About this task: Each line below that includes the word "screenshot" is to be reported.

+===+

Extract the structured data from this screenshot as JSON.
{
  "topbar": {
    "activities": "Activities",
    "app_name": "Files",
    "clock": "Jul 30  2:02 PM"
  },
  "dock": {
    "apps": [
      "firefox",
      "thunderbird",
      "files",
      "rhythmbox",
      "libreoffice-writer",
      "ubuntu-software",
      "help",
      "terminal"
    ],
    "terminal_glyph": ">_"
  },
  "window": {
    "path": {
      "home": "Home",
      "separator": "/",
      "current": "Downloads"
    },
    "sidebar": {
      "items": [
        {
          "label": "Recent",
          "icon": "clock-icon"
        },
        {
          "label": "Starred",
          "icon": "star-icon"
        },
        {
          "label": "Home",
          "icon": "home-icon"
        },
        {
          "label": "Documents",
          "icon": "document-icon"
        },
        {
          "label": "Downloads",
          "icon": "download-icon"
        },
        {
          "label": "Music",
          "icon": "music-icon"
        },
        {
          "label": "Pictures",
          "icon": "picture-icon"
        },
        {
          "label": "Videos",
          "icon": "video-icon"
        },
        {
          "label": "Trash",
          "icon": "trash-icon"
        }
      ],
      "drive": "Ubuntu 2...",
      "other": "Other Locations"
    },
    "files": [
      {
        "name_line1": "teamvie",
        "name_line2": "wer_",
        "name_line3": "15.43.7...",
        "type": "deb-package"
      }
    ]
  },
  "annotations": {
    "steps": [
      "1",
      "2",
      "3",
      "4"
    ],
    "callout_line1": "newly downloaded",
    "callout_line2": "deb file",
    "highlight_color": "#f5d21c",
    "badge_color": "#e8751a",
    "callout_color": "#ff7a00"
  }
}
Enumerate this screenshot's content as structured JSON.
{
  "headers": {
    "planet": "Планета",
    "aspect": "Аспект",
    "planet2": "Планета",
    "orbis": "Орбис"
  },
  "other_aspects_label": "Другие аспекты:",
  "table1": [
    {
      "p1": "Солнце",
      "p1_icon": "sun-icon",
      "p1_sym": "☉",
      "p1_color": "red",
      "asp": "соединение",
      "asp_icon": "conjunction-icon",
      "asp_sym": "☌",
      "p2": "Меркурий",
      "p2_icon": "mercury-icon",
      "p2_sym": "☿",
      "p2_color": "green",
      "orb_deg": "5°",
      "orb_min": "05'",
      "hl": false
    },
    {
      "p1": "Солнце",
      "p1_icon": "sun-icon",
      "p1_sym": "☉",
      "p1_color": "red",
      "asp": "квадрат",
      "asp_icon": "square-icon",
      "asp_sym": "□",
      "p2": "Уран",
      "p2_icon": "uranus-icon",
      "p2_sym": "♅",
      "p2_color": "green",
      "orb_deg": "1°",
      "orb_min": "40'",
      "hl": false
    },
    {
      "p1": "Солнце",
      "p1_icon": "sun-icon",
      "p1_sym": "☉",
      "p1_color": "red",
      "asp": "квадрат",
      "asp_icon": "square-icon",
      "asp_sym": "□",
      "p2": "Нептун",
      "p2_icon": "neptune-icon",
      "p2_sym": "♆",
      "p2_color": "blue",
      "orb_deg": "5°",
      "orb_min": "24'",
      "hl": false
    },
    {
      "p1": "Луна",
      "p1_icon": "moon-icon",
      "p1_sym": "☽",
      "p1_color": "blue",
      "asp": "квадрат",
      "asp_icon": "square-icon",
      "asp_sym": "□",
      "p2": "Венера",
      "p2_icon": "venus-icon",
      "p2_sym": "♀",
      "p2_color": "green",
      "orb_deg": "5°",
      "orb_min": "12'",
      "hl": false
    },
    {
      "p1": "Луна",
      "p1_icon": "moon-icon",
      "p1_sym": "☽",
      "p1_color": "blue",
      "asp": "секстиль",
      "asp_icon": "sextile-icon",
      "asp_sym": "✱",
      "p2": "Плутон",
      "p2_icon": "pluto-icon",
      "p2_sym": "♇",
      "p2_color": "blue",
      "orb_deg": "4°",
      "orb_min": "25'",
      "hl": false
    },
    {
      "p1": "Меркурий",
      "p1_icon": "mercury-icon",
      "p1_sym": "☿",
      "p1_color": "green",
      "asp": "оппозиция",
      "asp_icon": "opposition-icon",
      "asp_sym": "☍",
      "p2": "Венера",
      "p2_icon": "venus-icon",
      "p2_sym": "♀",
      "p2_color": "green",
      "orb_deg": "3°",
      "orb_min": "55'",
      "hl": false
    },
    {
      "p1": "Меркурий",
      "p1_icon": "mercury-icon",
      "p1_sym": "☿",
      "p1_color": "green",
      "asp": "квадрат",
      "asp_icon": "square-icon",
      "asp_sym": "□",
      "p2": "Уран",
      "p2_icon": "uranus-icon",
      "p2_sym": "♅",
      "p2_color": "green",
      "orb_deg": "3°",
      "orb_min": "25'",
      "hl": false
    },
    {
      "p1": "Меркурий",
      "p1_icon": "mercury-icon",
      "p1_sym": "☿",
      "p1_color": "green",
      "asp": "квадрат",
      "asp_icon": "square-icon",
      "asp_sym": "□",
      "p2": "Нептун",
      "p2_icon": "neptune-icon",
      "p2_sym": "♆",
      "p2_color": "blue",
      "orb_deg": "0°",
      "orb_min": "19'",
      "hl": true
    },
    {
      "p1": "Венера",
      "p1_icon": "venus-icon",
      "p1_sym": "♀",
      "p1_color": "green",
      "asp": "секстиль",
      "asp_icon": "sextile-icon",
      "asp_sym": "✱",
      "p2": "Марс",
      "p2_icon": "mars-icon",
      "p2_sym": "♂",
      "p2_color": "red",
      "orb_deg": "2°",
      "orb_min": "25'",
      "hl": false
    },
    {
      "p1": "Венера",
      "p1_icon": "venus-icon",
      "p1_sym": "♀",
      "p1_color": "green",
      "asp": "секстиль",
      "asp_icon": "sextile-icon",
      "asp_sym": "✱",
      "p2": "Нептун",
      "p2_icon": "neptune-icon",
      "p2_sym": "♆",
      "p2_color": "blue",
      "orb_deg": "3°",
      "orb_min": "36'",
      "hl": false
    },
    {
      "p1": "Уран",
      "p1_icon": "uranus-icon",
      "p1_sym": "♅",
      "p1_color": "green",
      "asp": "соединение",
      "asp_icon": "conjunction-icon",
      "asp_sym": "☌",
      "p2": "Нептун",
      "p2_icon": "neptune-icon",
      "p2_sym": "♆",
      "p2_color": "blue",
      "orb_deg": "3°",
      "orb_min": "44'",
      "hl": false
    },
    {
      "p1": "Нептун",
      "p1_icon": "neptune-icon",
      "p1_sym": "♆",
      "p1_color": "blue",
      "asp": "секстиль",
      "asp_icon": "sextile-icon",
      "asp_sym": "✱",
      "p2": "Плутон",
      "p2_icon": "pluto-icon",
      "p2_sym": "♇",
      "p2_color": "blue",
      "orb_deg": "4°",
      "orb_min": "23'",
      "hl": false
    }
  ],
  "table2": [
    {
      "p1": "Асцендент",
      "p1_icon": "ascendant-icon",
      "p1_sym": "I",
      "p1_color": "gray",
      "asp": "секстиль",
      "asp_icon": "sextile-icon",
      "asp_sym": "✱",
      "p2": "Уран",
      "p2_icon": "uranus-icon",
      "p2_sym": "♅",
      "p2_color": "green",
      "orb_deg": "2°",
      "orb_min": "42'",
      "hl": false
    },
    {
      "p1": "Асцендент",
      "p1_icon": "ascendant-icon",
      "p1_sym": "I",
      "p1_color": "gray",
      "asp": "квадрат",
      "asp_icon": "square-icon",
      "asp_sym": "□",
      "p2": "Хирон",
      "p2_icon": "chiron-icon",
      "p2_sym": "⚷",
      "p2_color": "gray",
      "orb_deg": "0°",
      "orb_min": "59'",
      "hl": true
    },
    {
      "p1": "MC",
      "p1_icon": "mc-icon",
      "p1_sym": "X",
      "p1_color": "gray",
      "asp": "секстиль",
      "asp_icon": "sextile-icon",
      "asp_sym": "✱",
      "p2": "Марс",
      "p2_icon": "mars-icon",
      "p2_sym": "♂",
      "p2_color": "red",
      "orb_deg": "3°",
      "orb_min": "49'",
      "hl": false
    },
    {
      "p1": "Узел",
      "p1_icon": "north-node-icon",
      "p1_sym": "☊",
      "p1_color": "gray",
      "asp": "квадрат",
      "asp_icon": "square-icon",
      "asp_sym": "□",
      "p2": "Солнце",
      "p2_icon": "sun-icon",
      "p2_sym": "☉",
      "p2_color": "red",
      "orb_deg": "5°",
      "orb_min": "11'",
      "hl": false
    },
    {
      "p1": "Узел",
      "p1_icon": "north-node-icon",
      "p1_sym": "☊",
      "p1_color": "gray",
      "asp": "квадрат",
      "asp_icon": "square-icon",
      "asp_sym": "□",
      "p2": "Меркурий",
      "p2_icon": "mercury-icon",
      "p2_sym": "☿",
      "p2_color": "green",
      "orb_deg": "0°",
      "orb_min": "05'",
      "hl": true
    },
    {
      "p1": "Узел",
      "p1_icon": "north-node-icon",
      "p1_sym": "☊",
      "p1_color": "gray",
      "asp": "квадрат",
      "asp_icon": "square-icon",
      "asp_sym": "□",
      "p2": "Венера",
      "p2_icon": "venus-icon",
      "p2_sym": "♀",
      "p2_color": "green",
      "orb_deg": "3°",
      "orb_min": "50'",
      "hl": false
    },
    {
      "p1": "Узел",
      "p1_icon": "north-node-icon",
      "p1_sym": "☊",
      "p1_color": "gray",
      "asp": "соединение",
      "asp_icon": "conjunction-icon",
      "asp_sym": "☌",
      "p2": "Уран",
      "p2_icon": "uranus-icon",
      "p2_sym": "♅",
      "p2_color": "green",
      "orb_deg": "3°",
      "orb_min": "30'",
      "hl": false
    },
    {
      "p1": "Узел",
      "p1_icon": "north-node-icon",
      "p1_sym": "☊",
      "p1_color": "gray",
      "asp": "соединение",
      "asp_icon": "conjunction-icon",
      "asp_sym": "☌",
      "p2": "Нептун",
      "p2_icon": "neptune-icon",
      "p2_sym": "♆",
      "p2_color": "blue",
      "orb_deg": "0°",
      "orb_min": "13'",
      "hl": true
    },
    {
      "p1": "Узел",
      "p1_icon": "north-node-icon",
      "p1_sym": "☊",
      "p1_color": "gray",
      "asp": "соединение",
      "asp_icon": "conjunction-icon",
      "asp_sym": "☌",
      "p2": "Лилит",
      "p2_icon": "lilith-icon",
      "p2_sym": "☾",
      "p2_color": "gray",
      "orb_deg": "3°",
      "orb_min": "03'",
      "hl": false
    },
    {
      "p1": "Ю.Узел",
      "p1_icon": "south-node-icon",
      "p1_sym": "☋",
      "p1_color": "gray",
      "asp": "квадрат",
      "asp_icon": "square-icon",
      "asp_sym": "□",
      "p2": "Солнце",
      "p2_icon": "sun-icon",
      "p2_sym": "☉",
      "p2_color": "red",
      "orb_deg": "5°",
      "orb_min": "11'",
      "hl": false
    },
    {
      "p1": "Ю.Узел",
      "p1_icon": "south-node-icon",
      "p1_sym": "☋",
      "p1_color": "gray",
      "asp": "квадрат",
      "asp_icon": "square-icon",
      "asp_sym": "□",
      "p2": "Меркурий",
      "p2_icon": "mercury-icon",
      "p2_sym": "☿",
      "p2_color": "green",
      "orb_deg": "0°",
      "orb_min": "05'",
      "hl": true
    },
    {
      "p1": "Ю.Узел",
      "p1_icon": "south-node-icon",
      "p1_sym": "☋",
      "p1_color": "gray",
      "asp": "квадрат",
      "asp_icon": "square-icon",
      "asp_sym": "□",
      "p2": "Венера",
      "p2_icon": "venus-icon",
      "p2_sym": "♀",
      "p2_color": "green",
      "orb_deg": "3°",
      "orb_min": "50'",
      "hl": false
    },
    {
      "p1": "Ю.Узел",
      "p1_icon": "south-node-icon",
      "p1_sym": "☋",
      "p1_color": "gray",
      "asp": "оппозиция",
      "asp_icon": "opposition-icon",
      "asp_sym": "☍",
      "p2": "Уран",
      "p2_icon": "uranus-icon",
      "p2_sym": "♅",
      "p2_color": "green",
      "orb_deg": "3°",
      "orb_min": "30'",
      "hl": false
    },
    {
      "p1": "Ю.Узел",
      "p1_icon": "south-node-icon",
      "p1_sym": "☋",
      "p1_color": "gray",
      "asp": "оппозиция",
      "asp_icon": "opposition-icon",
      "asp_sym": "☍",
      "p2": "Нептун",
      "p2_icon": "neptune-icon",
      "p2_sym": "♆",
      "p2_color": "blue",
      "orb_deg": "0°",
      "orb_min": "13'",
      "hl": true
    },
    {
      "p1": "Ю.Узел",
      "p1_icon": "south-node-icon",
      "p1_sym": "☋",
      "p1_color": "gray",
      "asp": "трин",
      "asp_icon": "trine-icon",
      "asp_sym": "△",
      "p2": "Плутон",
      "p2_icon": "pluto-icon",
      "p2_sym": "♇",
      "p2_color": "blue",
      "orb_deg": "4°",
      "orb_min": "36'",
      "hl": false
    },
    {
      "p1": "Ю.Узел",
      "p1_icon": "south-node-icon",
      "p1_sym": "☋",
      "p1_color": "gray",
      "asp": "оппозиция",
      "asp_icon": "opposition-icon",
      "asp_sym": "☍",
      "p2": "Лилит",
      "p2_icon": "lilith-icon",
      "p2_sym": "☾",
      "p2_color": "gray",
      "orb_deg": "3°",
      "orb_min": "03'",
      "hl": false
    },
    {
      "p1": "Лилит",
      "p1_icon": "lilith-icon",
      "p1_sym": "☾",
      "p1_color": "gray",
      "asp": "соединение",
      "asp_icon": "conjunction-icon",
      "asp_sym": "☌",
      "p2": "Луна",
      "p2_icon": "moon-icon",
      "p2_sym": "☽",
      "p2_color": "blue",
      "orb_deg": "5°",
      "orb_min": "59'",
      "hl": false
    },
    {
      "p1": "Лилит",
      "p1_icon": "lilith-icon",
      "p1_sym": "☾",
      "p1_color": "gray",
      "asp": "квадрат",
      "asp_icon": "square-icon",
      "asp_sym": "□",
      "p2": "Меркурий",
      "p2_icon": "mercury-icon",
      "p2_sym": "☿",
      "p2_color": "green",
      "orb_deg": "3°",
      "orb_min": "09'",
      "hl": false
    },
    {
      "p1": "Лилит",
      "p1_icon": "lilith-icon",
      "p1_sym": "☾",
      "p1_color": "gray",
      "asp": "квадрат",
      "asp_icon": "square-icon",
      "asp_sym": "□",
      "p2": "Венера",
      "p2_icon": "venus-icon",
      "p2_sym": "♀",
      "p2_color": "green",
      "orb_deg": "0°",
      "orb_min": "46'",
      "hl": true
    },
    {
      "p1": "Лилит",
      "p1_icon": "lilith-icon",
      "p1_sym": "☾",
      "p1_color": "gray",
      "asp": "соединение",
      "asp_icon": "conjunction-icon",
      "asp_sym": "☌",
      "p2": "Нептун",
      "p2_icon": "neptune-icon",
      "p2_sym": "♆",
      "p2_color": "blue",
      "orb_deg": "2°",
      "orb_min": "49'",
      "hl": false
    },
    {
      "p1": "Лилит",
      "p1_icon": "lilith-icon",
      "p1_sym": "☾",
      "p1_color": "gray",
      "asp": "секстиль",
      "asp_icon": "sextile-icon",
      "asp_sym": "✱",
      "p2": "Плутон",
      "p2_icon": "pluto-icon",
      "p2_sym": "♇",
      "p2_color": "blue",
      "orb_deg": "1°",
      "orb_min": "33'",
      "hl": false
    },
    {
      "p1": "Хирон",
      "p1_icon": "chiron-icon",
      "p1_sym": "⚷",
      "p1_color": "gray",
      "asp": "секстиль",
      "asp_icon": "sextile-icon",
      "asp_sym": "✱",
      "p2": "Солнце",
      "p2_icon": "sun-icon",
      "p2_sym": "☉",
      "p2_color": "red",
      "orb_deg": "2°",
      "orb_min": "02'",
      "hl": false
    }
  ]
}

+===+

Output of the exercise:
Extract the structured data from this screenshot as JSON.
Enumerate this screenshot's content as structured JSON.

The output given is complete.